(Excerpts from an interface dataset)

>>>

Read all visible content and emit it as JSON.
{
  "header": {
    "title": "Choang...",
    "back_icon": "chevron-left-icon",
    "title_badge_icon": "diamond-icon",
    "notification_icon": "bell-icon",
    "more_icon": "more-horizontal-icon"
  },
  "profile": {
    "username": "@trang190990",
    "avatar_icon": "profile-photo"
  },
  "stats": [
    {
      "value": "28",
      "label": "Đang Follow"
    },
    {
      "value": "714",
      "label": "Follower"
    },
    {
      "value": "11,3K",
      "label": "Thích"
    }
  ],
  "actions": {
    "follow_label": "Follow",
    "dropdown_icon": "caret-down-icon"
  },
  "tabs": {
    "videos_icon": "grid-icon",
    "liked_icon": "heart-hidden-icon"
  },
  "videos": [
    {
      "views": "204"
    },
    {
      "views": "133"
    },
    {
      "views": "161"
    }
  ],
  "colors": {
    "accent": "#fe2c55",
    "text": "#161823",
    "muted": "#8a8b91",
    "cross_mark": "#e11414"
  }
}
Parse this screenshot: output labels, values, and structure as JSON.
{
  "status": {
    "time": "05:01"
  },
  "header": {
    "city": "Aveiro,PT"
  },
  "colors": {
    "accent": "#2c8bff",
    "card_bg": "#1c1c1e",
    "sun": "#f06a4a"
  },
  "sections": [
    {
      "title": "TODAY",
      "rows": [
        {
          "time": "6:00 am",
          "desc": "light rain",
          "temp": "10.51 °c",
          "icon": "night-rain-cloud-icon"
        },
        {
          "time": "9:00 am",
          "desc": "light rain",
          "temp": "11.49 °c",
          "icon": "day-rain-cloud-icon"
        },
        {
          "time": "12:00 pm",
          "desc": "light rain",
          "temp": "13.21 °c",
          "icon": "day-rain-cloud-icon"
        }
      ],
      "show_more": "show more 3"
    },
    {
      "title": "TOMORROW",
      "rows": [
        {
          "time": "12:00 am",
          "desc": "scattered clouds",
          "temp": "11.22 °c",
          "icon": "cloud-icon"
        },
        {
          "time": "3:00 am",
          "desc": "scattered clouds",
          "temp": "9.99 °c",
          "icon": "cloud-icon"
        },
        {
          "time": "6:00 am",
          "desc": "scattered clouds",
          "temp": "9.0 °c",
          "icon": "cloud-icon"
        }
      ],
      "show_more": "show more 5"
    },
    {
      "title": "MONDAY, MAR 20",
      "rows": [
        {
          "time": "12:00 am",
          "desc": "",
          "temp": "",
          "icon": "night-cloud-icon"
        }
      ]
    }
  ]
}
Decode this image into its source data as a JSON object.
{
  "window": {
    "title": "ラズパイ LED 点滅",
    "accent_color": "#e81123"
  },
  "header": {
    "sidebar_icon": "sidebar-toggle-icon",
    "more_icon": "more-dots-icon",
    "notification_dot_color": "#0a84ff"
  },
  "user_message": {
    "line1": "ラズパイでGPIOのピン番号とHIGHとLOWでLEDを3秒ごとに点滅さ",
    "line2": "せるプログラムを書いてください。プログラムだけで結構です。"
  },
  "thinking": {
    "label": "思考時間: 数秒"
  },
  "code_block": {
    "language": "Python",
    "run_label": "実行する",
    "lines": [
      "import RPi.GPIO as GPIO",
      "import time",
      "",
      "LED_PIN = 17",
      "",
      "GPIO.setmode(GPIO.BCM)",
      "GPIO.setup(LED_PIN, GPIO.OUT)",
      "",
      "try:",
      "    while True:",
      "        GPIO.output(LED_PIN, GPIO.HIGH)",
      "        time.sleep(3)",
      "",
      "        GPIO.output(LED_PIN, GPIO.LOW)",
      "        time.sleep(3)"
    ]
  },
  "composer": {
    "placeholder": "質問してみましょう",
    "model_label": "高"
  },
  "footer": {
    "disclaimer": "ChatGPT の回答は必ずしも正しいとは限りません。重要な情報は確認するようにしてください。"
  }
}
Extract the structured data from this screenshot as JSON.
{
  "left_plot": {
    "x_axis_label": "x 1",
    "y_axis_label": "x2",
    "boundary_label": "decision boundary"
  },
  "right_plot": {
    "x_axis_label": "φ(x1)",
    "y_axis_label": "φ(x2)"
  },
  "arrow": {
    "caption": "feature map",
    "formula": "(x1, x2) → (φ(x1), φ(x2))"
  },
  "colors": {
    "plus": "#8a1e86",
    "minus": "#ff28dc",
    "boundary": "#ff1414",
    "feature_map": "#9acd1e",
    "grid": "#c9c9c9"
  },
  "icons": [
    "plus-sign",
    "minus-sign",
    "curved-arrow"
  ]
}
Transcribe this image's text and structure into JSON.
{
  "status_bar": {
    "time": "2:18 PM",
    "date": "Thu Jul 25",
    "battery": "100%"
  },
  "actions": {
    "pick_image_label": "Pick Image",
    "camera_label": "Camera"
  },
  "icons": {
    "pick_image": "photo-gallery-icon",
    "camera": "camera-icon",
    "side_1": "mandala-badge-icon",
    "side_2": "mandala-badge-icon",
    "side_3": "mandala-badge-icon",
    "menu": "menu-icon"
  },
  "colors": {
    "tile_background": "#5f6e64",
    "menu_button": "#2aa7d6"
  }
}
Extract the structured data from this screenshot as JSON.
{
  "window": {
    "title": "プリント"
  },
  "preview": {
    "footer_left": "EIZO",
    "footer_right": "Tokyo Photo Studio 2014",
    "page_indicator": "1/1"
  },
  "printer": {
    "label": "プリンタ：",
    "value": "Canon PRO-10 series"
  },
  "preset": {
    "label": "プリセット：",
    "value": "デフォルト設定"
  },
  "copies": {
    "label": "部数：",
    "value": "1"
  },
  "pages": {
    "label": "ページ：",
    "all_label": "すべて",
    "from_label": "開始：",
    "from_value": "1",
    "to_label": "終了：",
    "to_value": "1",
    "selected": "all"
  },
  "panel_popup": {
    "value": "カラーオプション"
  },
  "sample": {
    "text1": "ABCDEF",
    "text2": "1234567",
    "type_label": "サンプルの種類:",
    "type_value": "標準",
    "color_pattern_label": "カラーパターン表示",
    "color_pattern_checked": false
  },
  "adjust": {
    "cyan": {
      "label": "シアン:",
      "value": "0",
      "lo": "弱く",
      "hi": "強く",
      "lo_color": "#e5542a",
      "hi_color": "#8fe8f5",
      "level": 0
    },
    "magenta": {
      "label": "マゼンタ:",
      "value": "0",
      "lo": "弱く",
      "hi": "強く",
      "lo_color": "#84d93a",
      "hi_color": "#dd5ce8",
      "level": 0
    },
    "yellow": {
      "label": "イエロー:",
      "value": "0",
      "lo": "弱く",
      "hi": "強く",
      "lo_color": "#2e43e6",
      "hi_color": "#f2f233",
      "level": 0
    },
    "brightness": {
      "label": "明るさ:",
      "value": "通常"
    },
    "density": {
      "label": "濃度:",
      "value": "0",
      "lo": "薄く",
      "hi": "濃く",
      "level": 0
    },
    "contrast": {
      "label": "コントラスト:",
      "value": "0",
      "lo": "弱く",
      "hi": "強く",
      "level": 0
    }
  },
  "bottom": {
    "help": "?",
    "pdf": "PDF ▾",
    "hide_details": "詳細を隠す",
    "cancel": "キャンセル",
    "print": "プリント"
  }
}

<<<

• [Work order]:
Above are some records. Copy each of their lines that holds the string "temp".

• [Expected output]:
          "temp": "10.51 °c",
          "temp": "11.49 °c",
          "temp": "13.21 °c",
          "temp": "11.22 °c",
          "temp": "9.99 °c",
          "temp": "9.0 °c",
          "temp": "",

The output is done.